Tell us about yourself and your background, what made you fall in love with accessory design?
I started my career in fashion in Shanghai, working on the business side of the industry. I have always travelled a lot and grew up between Hawaii, Hong Kong, and New York. Travelling has definitely always been a huge source of inspiration for me. Each one of our bags is named after a place I was inspired by. I began getting drawn to the creative side of fashion, and decided to enrol into the graduate program of Parsons School of Design. From there, I found myself launching the accessories line for Catherine Malandrino, which made me realise that I really wanted to take the leap and create something of my own.
Tell us about the inspiration behind your latest collection?
Our spring/summer Collection was filled with such fun and whimsical pieces like our Bora Bora Watermelon Clutch and Lightning Bolt Ziggy Clutch. For fall, I wanted to create a warm and ethereal collection that feels very romantic. I’ve always loved the complexity of the universe and the symbolism of constellations. That same curiosity can be seen in the clutches that have inlayed moons, and the velvet pouch bags with a scattering of bejewelled stars and embroidered “evil-eyes”. I also re-imagined some of our classics, like the Marigot Bucket Bag in a rich burgundy patent leather with gun metal detailing.
Tell us more about your relationship with your artisans in the Philippines? What is it like working with these local craftsmen?
Evening bags are meant to be used for special occasions; and to be passed down through generations. I knew these bags needed to be made with love by experts, so that customers could feel each piece was one-of-a-kind and made just for them.
I love organic materials, the texture is incredible! I knew that if I wanted to use materials like Mother of Pearl, I needed to go right to the source. Working in the Philippines with the local artisans, is such an inspiring experience. The studio where the clutches are made, makes sure to use all of the materials. For example, if we use pearls then we are also using the shells; which means we’re cutting back on the waste.
How important is sustainability to the ethos of your brand?
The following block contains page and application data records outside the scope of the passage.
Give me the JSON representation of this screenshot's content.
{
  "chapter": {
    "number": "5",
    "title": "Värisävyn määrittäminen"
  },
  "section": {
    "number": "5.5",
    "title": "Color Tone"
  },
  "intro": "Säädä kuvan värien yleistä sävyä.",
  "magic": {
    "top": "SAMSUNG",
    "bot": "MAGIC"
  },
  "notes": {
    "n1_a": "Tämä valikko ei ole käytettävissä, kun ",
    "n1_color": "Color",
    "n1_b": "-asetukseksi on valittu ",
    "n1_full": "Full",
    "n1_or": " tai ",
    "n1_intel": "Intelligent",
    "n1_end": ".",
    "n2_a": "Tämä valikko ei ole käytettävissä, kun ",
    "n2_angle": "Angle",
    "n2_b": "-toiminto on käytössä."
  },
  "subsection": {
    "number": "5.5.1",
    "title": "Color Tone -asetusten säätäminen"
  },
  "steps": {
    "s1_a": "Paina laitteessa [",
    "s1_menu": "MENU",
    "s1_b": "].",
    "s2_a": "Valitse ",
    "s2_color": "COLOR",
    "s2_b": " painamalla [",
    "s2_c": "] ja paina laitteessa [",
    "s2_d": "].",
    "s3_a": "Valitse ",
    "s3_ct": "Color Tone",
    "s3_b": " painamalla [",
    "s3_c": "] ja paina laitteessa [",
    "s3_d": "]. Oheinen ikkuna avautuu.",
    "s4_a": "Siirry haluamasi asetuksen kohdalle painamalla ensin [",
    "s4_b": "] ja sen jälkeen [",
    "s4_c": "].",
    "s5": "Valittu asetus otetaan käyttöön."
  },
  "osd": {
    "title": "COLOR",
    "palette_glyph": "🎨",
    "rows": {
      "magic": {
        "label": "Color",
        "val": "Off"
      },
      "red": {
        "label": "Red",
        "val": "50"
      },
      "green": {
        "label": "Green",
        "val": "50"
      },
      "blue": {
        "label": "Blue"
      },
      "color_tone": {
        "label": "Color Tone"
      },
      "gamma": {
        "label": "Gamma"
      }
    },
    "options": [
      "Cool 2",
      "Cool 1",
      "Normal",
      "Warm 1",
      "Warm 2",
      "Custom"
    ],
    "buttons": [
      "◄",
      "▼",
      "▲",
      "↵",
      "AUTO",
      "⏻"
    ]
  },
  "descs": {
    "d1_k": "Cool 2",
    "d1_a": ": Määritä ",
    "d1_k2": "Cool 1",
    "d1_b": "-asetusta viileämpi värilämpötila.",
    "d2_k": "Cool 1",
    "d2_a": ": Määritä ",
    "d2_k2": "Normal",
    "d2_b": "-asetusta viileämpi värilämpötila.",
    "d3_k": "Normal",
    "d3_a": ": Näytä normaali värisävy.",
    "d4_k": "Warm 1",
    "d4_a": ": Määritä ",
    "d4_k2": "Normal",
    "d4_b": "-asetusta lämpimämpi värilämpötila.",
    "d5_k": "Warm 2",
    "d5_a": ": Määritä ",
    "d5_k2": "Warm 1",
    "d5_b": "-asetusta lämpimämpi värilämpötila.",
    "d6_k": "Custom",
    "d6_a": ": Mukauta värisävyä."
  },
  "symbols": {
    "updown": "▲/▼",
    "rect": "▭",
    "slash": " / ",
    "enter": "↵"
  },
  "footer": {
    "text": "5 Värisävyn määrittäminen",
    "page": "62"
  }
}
It’s really important. It’s fantastic to see more and more brands embracing sustainability. In addition to this, questions are arising about how much the fashion industry impacts the planet; and ways we can work together to find solutions.
Each Emmaline Kuo evening clutch is handmade in an Eco-friendly studio in the Philippines, could you tell us more about how your brand reduces its carbon footprint?
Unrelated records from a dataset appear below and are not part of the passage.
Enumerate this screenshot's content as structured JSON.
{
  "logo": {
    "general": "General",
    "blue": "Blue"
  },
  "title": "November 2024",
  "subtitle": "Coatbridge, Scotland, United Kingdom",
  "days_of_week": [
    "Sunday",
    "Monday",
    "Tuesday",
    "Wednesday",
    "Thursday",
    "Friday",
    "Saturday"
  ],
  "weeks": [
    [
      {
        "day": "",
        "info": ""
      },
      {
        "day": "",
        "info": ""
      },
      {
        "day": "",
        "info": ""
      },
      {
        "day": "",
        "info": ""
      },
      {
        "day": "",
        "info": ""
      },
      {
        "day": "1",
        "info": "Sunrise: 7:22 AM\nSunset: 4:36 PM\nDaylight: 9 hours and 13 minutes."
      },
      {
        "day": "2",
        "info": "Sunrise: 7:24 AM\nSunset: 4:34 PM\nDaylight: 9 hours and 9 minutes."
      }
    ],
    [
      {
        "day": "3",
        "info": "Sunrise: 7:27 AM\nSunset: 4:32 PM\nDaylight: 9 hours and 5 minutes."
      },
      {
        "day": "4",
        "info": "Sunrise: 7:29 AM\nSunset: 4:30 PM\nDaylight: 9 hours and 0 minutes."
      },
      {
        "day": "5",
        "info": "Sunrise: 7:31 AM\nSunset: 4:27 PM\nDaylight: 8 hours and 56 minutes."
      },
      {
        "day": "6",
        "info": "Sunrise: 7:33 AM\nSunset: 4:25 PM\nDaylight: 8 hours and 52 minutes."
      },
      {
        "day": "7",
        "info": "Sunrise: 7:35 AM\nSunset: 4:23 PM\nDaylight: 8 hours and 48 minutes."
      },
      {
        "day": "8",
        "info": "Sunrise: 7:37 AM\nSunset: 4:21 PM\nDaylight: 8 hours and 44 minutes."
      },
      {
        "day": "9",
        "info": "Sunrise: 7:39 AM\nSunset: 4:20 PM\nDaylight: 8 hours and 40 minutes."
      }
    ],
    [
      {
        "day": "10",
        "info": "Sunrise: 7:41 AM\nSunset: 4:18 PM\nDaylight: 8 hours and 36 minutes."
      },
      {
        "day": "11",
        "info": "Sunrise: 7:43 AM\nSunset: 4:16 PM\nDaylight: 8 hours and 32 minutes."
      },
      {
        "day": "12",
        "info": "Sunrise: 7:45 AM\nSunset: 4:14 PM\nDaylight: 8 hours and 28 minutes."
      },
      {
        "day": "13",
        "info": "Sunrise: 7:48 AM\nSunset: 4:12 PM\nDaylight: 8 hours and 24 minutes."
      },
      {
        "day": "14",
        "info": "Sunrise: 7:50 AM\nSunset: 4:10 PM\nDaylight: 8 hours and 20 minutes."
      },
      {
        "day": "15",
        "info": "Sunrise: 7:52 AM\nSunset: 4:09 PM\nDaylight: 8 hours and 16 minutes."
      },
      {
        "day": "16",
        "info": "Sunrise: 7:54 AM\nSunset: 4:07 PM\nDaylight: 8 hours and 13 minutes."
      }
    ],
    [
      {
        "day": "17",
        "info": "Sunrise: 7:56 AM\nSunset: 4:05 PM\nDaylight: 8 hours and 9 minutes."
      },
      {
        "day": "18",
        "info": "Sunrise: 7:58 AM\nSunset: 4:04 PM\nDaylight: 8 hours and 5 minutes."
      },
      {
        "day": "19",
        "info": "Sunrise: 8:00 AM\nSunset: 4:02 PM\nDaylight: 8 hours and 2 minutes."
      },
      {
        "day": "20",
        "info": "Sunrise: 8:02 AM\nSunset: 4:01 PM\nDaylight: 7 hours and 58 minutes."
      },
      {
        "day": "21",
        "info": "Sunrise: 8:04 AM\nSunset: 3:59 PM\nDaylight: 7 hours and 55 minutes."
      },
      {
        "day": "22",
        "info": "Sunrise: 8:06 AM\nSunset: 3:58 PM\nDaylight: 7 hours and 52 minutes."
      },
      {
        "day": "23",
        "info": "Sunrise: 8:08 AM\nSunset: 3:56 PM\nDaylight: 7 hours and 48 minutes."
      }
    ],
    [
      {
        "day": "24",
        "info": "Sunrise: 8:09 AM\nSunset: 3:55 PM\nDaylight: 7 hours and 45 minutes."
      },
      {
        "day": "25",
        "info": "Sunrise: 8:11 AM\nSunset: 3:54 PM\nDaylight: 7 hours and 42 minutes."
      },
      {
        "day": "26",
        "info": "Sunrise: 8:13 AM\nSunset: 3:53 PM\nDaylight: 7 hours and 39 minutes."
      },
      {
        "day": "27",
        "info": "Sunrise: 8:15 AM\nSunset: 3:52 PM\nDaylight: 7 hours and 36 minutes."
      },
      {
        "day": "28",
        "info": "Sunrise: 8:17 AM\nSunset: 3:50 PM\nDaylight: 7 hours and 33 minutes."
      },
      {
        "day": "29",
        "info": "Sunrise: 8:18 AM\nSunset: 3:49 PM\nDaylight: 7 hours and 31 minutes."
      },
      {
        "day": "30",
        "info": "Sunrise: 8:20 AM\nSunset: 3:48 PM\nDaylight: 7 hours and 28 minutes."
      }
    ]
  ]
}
The studio that we work with in the Philippines is Eco-conscious. We not only cut back on the material waste, we also function in an energy efficient way and reduce the water consumption in our production. We use materials from the earth, so we make sure that we give back to the planet in the best way we can.
Today, sustainability is more important than ever, with brands becoming more and more concerned about their carbon footprint. What role does the fashion industry play in the effort to minimise our environmental impact as a species?
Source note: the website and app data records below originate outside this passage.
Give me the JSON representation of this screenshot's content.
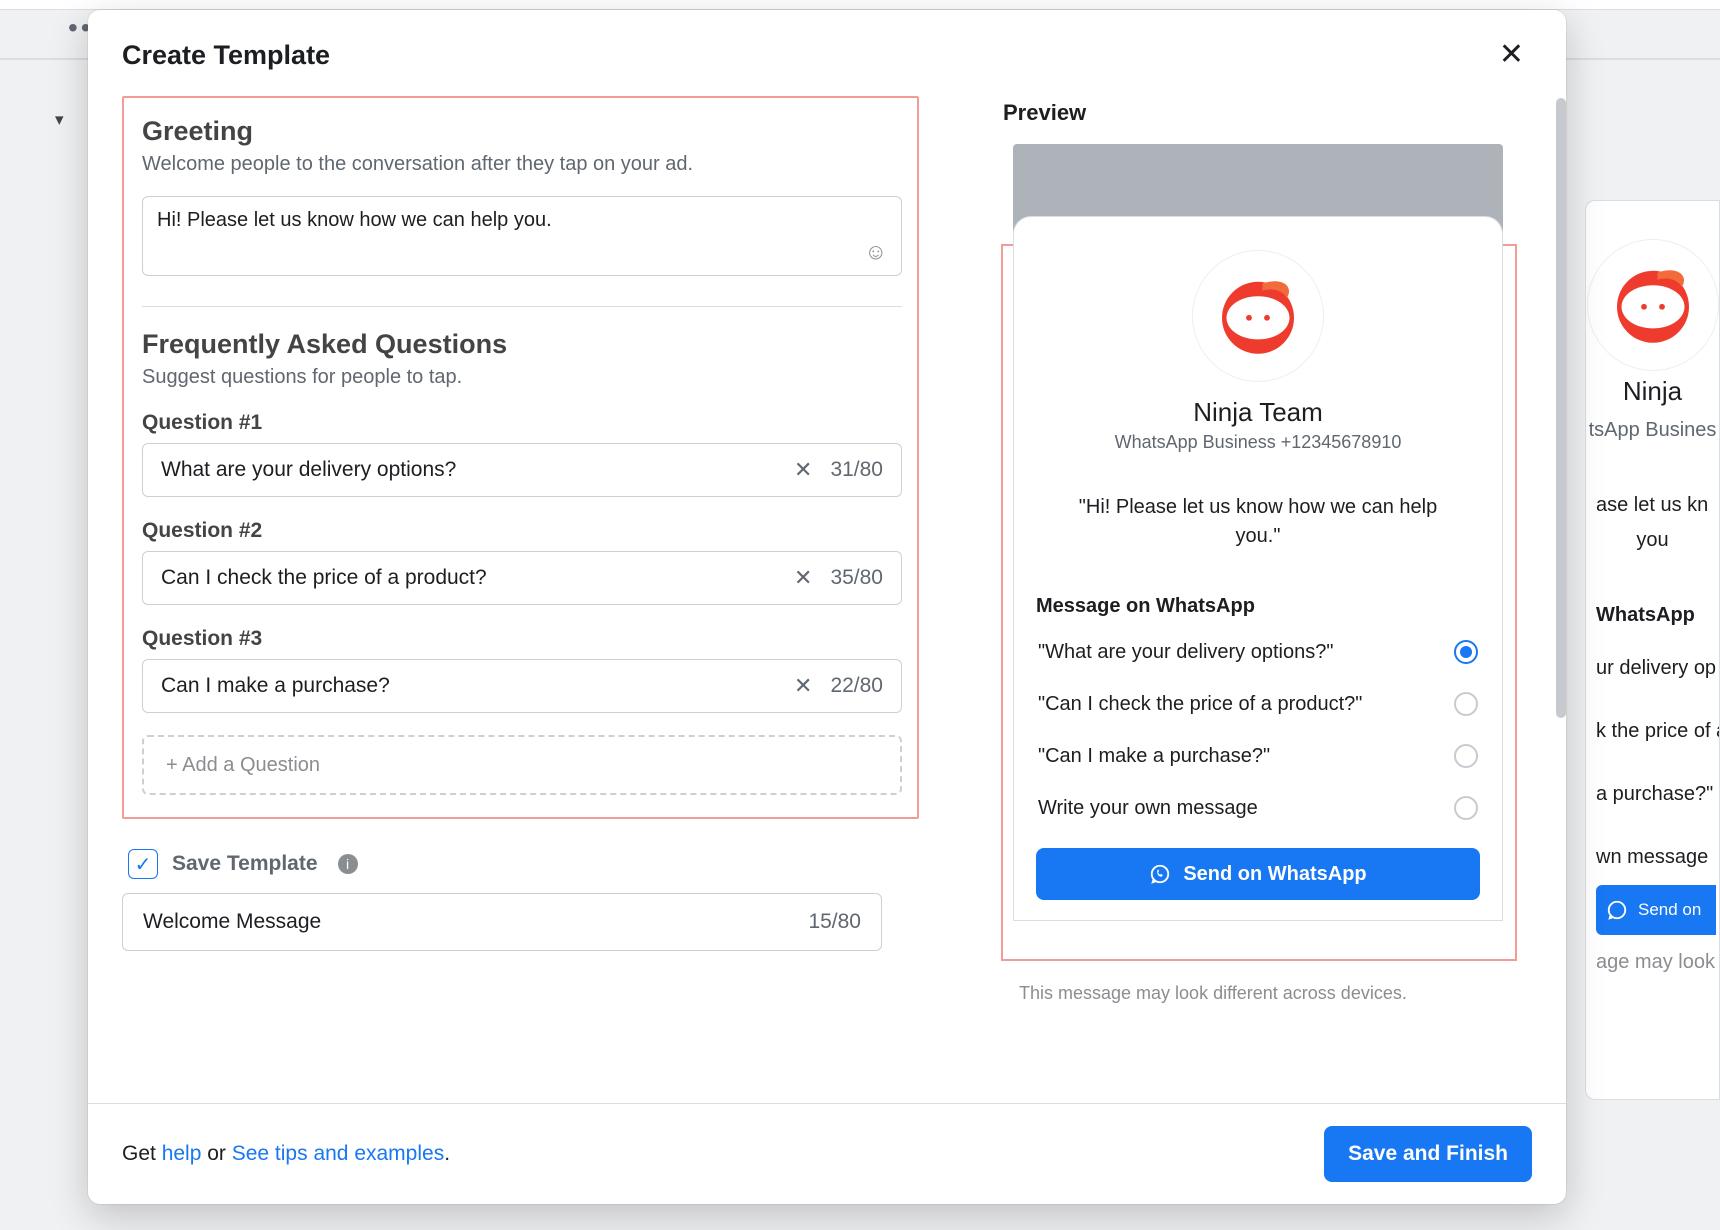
{
  "modal": {
    "title": "Create Template",
    "greeting": {
      "title": "Greeting",
      "subtitle": "Welcome people to the conversation after they tap on your ad.",
      "value": "Hi! Please let us know how we can help you."
    },
    "faq": {
      "title": "Frequently Asked Questions",
      "subtitle": "Suggest questions for people to tap.",
      "max": 80,
      "questions": [
        {
          "label": "Question #1",
          "text": "What are your delivery options?",
          "count": "31/80"
        },
        {
          "label": "Question #2",
          "text": "Can I check the price of a product?",
          "count": "35/80"
        },
        {
          "label": "Question #3",
          "text": "Can I make a purchase?",
          "count": "22/80"
        }
      ],
      "add_label": "+ Add a Question"
    },
    "save_template": {
      "checkbox_checked": true,
      "label": "Save Template",
      "name_value": "Welcome Message",
      "name_count": "15/80"
    }
  },
  "preview": {
    "title": "Preview",
    "brand": "Ninja Team",
    "wb_line": "WhatsApp Business +12345678910",
    "greeting_quote": "\"Hi! Please let us know how we can help you.\"",
    "mow": "Message on WhatsApp",
    "options": [
      {
        "text": "\"What are your delivery options?\"",
        "selected": true
      },
      {
        "text": "\"Can I check the price of a product?\"",
        "selected": false
      },
      {
        "text": "\"Can I make a purchase?\"",
        "selected": false
      },
      {
        "text": "Write your own message",
        "selected": false
      }
    ],
    "send_label": "Send on WhatsApp",
    "disclaimer": "This message may look different across devices."
  },
  "footer": {
    "get": "Get ",
    "help": "help",
    "or": " or ",
    "tips": "See tips and examples",
    "period": ".",
    "save_finish": "Save and Finish"
  },
  "bg": {
    "brand": "Ninja",
    "wb": "tsApp Busines",
    "g1": "ase let us kn",
    "g2": "you",
    "mow": "WhatsApp",
    "o1": "ur delivery op",
    "o2": "k the price of a",
    "o3": "a purchase?\"",
    "o4": "wn message",
    "btn": "Send on",
    "disc": "age may look d"
  }
}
I think the discussion has become more popular; and now brands are becoming more transparent with their customers. The fashion industry is one of the most environmentally damaging industries there is — so it is imperative that these discussions on sustainability are also turned into solutions.
As consumers, how can we make a difference in protecting the future of our planet?
Buying quality over quantity is probably the easiest rule to live by. If more people ditched spending their money on fast fashion, and invested in pieces that are more expensive but made sustainably; then not only are you supporting local artisans, you are also investing in yourself and reducing your own carbon footprint. We all need to do our part!